i read a lot of blogs (I follow a few), on bisexuality. A lot of posts written by self – proclaimed bisexuals talk a lot about discrimination, from both the gay and straight communities, bi – erasure and negative stigma, both presented in the media and society as a whole. I think that this goes beyond the moral condemnation that the gay community have historically faced (and still do in certain parts of the world). I think the reason why bi – phobia exists is because (at least partly), is because of the misunderstanding of sexuality as a whole.

I think the link between sexual identification and sexual activity has been too closely linked. Most people do end up acting on their attraction at some point in their lives. But those acts (albeit sexual and/ or romantic), doesn’t make the orientation. On the flip side, actions don’t always reflect orientation either.


I’m a firm believer that sexual/ romantic orientation is primarily about attraction and that is at least largely innate. Sexual and romantic orientation is a pattern of attraction, usually starting in adolescence. I have read bisexual bloggers insisting that they has experienced attraction from adolescence onwards, like when other people realise they’re gay or straight. For most people, this realisation (or at least suspicion), that a person could be bisexual, happens BEFORE any relationships take place.

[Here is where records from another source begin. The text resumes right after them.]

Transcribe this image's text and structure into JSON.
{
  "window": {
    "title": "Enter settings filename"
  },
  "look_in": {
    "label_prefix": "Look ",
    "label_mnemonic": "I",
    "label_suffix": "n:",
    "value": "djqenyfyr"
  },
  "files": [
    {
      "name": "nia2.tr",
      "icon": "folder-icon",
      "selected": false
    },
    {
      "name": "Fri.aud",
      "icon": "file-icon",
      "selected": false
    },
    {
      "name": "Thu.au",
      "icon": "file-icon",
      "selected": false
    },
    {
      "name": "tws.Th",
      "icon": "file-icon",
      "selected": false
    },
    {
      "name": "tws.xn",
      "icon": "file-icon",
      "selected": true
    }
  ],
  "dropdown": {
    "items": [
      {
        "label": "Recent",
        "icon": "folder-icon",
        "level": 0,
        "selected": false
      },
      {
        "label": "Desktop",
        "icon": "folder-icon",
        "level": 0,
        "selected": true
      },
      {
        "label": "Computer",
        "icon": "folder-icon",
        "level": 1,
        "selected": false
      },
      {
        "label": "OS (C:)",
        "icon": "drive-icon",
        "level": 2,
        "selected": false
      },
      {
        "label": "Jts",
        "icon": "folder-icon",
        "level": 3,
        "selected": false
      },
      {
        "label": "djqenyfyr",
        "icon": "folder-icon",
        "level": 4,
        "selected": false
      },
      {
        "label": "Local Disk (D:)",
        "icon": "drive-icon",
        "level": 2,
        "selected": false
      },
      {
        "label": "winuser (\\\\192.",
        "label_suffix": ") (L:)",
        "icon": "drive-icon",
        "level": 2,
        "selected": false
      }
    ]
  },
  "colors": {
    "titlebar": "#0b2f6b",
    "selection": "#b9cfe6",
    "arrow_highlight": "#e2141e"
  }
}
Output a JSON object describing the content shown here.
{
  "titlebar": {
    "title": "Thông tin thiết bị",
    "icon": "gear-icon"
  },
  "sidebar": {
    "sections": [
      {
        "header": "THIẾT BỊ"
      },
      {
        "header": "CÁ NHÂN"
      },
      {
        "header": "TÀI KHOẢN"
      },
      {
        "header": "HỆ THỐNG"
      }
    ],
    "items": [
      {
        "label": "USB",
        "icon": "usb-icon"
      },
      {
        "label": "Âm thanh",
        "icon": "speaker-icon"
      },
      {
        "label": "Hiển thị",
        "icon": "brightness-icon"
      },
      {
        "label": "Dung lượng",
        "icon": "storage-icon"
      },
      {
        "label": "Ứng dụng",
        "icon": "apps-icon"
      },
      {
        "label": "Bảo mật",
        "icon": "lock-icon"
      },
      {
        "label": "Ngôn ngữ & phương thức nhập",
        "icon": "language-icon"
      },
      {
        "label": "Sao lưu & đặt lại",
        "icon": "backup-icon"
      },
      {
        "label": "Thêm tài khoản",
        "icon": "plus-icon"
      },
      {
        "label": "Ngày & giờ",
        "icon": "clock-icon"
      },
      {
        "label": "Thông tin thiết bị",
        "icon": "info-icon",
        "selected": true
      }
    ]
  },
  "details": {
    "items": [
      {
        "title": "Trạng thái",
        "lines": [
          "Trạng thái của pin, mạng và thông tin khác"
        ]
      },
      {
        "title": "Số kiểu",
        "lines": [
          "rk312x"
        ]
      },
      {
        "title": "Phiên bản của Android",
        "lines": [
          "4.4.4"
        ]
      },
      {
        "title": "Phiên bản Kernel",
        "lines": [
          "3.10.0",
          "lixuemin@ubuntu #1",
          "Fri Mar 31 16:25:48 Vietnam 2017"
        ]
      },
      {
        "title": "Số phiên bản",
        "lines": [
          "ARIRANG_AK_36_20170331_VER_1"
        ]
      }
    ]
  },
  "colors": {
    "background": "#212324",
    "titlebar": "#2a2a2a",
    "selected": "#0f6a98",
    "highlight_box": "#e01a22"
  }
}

Next, relationships. Again, this this goes back to the perceived link between sexual orientation and sexual activity. One of the damaging stereotypes that plague bisexual people is that they can’t remain monogamous and faithful. Unfortunately, I think the media plays on this. Put it this way, can someone who is straight remain single and celibate? Or, put another way, do people who are straight HAVE to have sexual with everyone of the opposite gender? No? Well, why assume that about people who identify as bi?


Discrimination like this is plain vicious, and, in my opinion, very ignorant and usually very ill- informed. Real people get hurt because of of how society continues to stigmatise others because of their sexuality (I have written about this in the past). It’s time we start respecting people and nog treating others like garbage like we seem to do.

About Romantic Orientation

I just thought I’d write a post about romantic orientation in the context of asexuality. Contrary to popular belief, sexual and romantic attraction are not the same thing and they don’t always go hand in hand (even though for most people they do).

A lot of asexual people experience some level of romantic attraction. Conversely, some people who are not asexual may not feel romantic attraction or have a romantic attraction that doesn’t match their physical attraction.

The romantic orientations include:

Aromantic: someone who experiences no romantic attraction to people regardless of gender

Hetero -romantic: someone who experiences romantic attraction towards members of the opposite sex.

Homoromantic: someone who experiences romantic attraction  toward people of the same sex.

Bi – romantic: someone who experiences romantic attraction toward both men and women

Pan – romantic: someone who experiences to romantic attraction towards people regardless of gender, including people who don’t fit the male/ female binary